• BRIEF: Pull out every line in the data that has the string "JSON" in it.

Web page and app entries
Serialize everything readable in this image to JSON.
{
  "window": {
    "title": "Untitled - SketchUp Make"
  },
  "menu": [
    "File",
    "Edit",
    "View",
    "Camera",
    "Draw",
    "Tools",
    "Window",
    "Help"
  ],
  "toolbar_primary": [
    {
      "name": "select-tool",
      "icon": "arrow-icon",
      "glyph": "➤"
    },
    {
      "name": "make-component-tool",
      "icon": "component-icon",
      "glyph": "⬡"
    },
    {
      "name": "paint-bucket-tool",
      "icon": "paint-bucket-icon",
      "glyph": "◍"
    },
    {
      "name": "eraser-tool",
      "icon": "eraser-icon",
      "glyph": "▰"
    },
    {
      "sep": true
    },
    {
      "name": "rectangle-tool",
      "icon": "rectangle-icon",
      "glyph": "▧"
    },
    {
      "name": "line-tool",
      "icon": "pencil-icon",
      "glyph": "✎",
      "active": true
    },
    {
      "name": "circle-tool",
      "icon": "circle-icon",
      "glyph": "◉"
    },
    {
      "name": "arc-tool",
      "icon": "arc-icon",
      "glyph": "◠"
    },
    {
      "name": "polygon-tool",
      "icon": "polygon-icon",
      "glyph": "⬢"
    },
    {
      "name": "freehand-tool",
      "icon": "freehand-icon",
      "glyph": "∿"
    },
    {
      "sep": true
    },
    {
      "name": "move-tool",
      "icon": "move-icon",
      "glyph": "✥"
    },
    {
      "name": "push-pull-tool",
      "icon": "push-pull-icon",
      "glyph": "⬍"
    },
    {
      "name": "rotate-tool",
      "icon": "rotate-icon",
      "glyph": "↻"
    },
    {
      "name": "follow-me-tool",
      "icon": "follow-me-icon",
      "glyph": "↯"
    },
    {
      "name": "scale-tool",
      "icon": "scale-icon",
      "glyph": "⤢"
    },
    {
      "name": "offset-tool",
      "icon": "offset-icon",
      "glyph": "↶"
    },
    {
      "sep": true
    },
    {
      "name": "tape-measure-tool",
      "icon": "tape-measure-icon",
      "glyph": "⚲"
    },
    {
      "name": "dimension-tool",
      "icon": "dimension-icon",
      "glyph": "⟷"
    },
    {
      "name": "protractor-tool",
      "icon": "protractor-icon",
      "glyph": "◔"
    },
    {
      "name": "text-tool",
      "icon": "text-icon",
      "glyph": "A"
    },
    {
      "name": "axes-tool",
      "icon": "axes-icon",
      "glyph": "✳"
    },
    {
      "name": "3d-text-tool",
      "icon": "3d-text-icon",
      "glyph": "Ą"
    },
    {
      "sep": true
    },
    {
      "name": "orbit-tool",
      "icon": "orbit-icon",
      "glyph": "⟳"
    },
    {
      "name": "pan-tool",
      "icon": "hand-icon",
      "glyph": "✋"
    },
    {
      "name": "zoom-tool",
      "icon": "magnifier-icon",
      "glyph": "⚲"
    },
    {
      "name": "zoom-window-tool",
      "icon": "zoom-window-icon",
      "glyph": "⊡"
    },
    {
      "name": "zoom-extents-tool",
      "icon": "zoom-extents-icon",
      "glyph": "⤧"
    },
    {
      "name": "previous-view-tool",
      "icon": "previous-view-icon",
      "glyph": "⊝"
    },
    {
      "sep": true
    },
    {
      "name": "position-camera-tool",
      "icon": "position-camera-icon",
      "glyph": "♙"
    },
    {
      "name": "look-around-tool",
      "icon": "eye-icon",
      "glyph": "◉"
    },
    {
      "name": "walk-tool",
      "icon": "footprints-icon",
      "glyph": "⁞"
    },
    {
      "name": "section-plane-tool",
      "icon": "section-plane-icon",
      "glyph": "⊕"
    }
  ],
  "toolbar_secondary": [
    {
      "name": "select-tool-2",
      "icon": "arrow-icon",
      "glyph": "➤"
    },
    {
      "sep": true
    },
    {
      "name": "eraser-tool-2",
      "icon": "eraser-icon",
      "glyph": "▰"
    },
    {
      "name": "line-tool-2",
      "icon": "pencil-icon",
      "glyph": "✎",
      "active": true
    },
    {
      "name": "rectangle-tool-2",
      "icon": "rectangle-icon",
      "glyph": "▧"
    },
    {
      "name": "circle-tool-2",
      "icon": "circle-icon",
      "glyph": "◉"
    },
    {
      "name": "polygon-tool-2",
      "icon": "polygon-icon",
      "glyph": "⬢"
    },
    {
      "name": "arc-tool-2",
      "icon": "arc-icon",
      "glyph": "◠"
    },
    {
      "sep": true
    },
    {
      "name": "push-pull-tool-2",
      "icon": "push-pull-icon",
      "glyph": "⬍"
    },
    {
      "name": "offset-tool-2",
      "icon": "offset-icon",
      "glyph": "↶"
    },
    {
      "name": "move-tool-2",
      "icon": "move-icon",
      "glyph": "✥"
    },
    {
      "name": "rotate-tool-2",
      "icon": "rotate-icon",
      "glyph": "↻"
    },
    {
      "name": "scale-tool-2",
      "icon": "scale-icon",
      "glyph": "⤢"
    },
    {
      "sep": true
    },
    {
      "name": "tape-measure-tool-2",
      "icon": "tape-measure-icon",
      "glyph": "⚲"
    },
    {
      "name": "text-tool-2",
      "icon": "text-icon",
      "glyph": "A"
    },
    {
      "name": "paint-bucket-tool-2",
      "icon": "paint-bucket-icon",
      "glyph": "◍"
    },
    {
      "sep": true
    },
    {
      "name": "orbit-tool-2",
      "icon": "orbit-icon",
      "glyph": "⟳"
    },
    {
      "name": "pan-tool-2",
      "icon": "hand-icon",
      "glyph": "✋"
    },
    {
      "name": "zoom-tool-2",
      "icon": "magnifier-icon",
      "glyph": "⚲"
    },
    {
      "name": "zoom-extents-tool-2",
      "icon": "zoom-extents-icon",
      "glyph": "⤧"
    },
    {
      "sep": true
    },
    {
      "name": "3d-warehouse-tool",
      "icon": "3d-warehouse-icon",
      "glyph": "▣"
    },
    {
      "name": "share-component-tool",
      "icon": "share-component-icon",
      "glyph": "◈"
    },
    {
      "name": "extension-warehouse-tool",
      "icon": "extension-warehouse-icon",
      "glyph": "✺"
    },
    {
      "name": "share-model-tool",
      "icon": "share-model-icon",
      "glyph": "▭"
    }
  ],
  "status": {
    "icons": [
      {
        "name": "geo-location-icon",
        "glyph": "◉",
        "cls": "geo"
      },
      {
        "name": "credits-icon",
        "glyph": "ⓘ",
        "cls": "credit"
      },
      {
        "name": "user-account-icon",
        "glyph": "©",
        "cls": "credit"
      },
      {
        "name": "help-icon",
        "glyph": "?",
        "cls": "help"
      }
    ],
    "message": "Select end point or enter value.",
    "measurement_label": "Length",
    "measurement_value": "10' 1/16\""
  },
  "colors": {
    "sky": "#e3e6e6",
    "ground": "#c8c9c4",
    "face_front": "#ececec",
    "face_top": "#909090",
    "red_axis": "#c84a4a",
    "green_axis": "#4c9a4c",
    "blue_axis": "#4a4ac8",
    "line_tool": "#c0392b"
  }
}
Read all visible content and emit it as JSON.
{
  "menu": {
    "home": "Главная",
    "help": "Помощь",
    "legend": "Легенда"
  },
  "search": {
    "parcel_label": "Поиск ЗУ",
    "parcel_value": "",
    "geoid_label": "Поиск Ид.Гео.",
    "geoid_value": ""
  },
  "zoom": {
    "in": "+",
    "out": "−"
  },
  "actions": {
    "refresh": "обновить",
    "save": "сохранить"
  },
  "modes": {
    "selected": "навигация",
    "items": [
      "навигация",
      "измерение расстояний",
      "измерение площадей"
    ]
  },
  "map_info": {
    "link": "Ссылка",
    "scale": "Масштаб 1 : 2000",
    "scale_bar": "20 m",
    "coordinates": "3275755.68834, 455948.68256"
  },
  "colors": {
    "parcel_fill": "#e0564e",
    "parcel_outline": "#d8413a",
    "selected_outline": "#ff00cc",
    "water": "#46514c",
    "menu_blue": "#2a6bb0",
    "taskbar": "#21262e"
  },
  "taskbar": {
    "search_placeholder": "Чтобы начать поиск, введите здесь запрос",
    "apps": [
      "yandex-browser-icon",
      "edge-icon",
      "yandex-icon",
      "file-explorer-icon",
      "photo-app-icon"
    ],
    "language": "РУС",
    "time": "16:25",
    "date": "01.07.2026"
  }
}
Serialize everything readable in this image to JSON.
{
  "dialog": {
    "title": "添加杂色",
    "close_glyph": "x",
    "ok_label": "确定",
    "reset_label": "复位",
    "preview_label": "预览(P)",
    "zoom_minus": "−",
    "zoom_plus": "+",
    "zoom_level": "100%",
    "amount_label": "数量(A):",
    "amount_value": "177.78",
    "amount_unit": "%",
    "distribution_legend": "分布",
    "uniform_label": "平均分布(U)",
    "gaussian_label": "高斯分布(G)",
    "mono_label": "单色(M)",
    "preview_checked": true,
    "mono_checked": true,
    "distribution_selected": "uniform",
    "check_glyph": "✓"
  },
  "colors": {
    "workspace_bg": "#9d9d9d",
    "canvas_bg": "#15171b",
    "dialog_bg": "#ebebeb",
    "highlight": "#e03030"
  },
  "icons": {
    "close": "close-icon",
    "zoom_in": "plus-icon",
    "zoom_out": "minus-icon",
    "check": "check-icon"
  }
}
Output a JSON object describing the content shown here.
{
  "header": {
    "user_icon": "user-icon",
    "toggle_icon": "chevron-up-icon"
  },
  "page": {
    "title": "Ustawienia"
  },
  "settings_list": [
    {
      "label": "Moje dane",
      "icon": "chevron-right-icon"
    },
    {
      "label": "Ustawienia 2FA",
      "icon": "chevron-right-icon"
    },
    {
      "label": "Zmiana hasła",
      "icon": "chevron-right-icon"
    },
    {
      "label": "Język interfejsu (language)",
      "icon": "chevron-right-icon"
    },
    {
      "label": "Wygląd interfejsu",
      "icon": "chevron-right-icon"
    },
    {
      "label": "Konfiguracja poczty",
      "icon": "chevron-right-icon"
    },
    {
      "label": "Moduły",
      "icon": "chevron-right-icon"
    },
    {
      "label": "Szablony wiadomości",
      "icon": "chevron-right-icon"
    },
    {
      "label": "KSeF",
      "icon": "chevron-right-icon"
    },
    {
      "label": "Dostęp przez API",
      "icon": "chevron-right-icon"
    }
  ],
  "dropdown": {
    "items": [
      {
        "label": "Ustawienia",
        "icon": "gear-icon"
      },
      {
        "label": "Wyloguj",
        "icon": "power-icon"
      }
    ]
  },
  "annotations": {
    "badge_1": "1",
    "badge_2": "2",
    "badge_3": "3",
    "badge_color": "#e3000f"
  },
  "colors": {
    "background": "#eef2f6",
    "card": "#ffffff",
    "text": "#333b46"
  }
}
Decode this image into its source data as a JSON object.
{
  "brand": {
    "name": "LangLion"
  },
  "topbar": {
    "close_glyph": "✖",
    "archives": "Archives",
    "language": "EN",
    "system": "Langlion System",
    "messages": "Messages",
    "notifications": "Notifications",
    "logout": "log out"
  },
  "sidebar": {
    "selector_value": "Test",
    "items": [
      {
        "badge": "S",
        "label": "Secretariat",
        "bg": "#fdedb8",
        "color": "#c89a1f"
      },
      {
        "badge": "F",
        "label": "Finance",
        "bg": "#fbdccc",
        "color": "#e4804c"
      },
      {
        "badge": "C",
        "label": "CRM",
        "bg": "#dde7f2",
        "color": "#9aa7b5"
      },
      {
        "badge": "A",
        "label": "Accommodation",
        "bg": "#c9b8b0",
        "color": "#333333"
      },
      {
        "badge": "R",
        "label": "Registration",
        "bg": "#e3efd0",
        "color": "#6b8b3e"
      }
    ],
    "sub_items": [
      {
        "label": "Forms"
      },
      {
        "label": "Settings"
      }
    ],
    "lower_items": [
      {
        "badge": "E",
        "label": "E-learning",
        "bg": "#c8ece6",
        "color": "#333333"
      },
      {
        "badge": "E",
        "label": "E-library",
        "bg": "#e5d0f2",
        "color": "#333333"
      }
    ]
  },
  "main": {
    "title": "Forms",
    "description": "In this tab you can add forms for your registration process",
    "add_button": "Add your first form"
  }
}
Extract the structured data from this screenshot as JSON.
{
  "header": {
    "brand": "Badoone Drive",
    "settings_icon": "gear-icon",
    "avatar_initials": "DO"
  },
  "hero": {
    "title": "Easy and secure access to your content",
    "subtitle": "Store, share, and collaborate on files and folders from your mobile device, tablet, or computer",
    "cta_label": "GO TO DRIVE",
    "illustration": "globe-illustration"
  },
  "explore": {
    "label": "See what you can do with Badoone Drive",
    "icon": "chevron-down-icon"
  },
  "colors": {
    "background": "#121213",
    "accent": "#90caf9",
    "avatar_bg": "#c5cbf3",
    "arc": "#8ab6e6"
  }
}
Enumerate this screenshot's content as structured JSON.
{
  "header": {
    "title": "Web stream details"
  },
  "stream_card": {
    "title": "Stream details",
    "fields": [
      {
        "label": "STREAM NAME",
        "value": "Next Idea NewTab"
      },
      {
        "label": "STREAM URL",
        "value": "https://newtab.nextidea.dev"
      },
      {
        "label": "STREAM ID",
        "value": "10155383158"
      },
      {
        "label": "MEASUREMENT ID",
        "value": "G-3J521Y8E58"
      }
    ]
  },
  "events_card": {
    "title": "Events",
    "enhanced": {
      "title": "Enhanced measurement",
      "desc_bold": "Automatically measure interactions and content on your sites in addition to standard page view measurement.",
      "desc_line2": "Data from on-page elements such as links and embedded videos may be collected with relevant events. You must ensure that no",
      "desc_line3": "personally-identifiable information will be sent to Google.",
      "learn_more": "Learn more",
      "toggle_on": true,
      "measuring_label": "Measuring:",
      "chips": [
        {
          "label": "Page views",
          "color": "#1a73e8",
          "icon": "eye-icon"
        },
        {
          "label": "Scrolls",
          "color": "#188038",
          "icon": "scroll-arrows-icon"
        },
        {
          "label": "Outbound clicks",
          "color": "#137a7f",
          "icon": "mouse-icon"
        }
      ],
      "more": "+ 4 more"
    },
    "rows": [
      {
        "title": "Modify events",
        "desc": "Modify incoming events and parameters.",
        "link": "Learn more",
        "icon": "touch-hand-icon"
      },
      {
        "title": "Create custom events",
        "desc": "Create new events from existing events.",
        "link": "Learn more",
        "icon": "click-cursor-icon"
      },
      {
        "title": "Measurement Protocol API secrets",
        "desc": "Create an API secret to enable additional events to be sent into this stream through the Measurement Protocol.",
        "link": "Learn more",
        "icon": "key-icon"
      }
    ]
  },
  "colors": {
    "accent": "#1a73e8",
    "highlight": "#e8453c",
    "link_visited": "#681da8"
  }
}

• SOLUTION TO THE PROBLEM:
Serialize everything readable in this image to JSON.
Read all visible content and emit it as JSON.
Serialize everything readable in this image to JSON.
Output a JSON object describing the content shown here.
Decode this image into its source data as a JSON object.
Extract the structured data from this screenshot as JSON.
Enumerate this screenshot's content as structured JSON.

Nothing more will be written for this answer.